I spent two years living in Newcastle, and when I read jazz guitarist’s, James Kitchman’s biography, after listening to his excellent new album, First Quartet on repeat, I was unsurprised to learn he hails from Northumberland. Whilst he may have come a long way since then, both figuratively and literally, a place so wonderfully beautiful, with such an unassailable sense of identity, must leave a formative impression – perhaps it is why the North East has such a rich history of producing remarkable musicians and James Kitchman is certainly another name to be added to the list.

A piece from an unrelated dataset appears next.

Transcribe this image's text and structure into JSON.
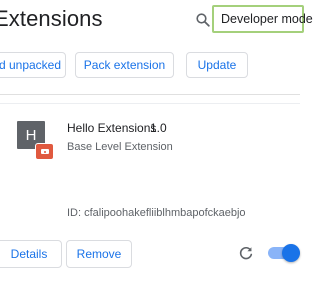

First Quartet is Kitchman’s first attempt at leading a quartet – the name of the album is quite apt – yet it does not sound that way in the slightest, except in the sense that it is an exciting and authentic piece of work, unshrouded by worries and expectations. Tracks are well textured and feel easy to listen to. Collaborators Bruno Heinen, Tom McCredie and Shane Forbes work comfortably together under the guitarist’s leadership.
The opening track, Making the World Disappear, tells the story of empty streets during the lockdown period. This track captures the eery but contemplative, calm and still atmosphere which settled as the world quietened and everything seemed to slow.
Perhaps the most interesting track on the album is Control the Weather. Edgy and honest, it offers a political statement, a criticism even, at a time when there are questions to be answered. With extracts from a speech about governments and political systems, interspersed between fluid guitar grooves, and striking piano chords, there is a sense of urgency and tension absent from the rest of the album. Passages of purposeful discord and disharmony offer a gripping listen.
The general mood on First Quartet, however, feels extremely melodic and tranquil, an atmosphere particularly obvious on the final track First Day as the group take an optimistic look to a new future. A highlight throughout is Kitchman’s unquestionable guitaring ability which breaths a unique and authentic sense of character into it all.
Watch a clip of the band playing First Day at the London Jazz Festival here:
Review: Elana Shapiro